With the Rams’ departure from St. Louis to Los Angeles, there were plenty of pissed off Midwesterners who donned the dark blue and gold, with fond memories of Kurt Warner, Marshall Faulk, Torry Holt, Isaac Bruce and the rest of “greatest show on turf.” The owner decided to abandon the city for greener pastures and a brand-new stadium in Los Angeles. Whether you agree with the move or not, it made a ton of sense. The Rams actually went back to a place they called home for almost 50 years, from 1946 to 1994. The Rams began using their “throwback” jerseys that featured a lighter dark blue and maize-colored yellow, reminiscent of the 1980s when Eric Dickerson torched defenses at Anaheim Stadium.
This offseason, the Rams wanted to put an “LA” spin on their logo as they move into a new billion-dollar stadium. When the logo was released, most people (most being the feedback unofficially recorded from the twitter brigade) found it to be completely underwhelming. As much as internet commenters will complain about the logo, the Rams aren’t an expansion franchise starting off an inaugural season. The people who had their deposit down for season tickets aren’t going to demand a refund because they don’t like the logo. It’s not that important.

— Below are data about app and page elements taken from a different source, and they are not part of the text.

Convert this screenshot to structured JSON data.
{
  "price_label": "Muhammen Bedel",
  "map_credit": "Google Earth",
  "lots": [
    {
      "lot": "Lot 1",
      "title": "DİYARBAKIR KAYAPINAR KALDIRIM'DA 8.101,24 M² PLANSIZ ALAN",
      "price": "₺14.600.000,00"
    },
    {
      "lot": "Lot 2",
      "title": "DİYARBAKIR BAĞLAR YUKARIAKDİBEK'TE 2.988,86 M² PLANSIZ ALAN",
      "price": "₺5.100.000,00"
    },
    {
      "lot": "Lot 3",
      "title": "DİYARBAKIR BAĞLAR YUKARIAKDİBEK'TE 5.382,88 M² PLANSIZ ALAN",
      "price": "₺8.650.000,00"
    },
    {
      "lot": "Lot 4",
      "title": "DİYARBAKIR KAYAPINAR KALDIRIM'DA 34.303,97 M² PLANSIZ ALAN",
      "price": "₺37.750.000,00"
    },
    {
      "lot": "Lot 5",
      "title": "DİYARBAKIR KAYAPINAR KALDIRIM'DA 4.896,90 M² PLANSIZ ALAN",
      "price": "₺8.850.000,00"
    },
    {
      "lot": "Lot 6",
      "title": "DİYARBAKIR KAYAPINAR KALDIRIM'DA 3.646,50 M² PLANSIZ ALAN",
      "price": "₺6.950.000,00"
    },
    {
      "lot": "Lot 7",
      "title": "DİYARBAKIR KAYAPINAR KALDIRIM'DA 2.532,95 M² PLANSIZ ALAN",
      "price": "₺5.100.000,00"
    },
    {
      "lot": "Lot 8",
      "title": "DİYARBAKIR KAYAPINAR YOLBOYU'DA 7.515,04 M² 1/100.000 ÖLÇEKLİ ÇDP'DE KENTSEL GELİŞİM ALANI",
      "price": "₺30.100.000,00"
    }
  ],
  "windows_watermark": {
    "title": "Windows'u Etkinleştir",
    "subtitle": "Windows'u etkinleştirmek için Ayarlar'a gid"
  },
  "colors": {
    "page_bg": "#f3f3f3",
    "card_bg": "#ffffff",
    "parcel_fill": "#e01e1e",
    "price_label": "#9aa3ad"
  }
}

A logo is to identify the brand, this new logo was a safe play. The Rams didn’t need to throw the Hail Mary equivalent of a slick new logo in order to draw in more fans. They took the knee out of field goal range in order to head into overtime. The Rams franchise will use the logo in a multitude of ways. You’ll see it on hats, clothing, business stationery, billboards, jumbotrons, websites, and social media. The truth is with all these applications, it’s hard to push the limits because if it doesn’t work out, they’ll be out millions of dollars due to loss of sales or absence of revenue options.
What makes money for the Rams is the product on the field. It doesn’t matter what the logo looks like, if the Rams are in the playoffs come January, they’ll make plenty of money selling that new logo all over merchandise no matter what the public’s opinion was back in the offseason.
In 2009, the Detroit Lions changed their logo to make it more sleek and modern, with lines on the mane, an eye, and a more ferocious jaw. The logo may look more intimidating, but the product on the field never changed. The Lions have had that logo for 10 seasons and it’s resulted in exactly 0 playoff wins. The Lions are still the Lions no matter how fierce their logo appears.
Now think about the historically successful franchises, such as the Packers, Cowboys, Steelers, and 49ers. Those logos don’t change much because the Super Bowl rings speak for themselves. Their logos are actually a bit plain and boring. Those teams all established a brand through historical records of winning. There are Packer, Cowboy, Steeler, and 49er fans spread nationwide. It’s difficult to find a Lions fan very far from Detroit.
Plenty of money is at stake when creating a logo for an NFL franchise due to the number of ways the logo will be applied. However, none of that matters when the decisions being made on the playing field lead to wins for a franchise. No matter the logo, you will still rep your team because of their brand. In sports and business, win for your customers and nothing else matters.